Neale Kimmel’s play Frances and Marybeth had a premiere of Act I at Alumnae Theatre’s New Ideas Festival last year; check out my post from the Alumnae Theatre blog from NIF 2011 Week One (from back when I was the Alum bloggergal): http://alumnaetheatre.wordpress.com/2011/03/10/new-ideas-week-one-opening-2/
A year later, she’s teamed up again with director Heather Keith to mount the entire play at the Factory Theatre Studio. I managed to catch the closing performance yesterday afternoon.
Actors Meaghen Quinn (Frances) and Carolyn Grace Hall (Marybeth) return to play the titular sisters, joined by Matt Wells (Rick), Jesse Bond (Antonio) and David Ross (Paul). And those of us who saw the NIF Act I premiere finally find out for certain that the unseen Kevin is in fact Marybeth’s dog and not her son; she just treats him like a son.
Frances has been crashing on Marybeth’s couch for over three months, getting over a heartbreaking break-up with her cheating fiance Rick. The two sisters are complete polar opposites: Frances is a spontaneous, rock ‘n roll party girl, while Marybeth is a quiet, organized homebody whose fear of making mistakes has turned her love of painting into a paint-by-numbers hobby. Following a gynecology appointment (where both she and her doc broke down crying over lost love), Frances has a moment of enlightenment on public transit when a kind stranger tells her that everything will be okay. This leads her to making a date with a tall, handsome Spanish man (Antonio) she meets at the grocery store – and she manages to convince Marybeth into hosting a dinner party double date at her house, with her paint-by-numbers Craigslist patron Paul joining them. Insanity ensues when Rick shows up unexpectedly while the girls are getting ready, and Marybeth tries her darndest to hide him from Frances. Then there’s Antonio, who’s not what he seems to be, and Paul, who pretty much is – and further hijinks break out during the course of a milk-based menu (to use up the 14 litres of milk the women have in the house) as the double date continues while Rick sits off to the side, attempting to drink a 4-litre jug of buttermilk to prove his love for Frances. Of course, things have a way of working themselves out, leaving everyone exhausted in the process. A very funny cast; Quinn and Hall are particularly good – you really believe in the history and relationship these two have as sisters. Big screwball comic fun – like Keith says in her director’s notes in the program: the show is like a slumber party. And we’re all invited.

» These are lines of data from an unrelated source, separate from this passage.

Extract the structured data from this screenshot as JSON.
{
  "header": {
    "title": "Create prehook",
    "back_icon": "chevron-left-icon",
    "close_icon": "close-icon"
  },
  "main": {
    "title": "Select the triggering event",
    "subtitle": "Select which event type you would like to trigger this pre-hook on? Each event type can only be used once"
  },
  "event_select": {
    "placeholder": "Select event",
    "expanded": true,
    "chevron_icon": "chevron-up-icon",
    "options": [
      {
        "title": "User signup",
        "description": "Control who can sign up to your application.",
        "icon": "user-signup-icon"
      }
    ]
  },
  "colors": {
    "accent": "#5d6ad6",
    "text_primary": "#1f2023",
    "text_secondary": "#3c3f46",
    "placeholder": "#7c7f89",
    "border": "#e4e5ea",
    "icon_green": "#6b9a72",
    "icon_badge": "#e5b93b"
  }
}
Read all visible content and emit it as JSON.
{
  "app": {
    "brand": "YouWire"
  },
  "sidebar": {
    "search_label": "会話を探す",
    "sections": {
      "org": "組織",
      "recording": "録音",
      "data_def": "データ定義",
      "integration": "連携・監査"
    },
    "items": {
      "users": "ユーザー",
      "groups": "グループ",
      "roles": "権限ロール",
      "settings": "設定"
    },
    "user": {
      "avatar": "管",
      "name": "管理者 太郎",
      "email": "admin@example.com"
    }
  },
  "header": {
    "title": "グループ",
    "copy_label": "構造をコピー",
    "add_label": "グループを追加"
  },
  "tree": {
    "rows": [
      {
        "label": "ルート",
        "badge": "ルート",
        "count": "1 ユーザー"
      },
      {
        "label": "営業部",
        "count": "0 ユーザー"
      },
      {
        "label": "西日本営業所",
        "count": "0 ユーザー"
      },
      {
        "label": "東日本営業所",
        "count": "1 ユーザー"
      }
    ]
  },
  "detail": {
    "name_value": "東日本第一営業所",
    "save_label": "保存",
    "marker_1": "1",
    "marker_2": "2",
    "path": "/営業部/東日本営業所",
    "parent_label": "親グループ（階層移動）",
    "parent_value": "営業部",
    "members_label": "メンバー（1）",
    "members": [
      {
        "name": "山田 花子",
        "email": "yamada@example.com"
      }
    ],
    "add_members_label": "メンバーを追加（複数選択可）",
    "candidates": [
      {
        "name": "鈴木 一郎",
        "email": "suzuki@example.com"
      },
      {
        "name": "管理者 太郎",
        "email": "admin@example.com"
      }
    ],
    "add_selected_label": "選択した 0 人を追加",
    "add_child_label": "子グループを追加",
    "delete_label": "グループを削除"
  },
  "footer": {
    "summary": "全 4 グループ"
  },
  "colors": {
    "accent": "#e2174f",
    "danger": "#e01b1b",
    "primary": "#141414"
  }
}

I wish I could tell you to go see this, but the run is finished. Look out for this play and others by Kimmel. She’s definitely a playwright to keep an eye on.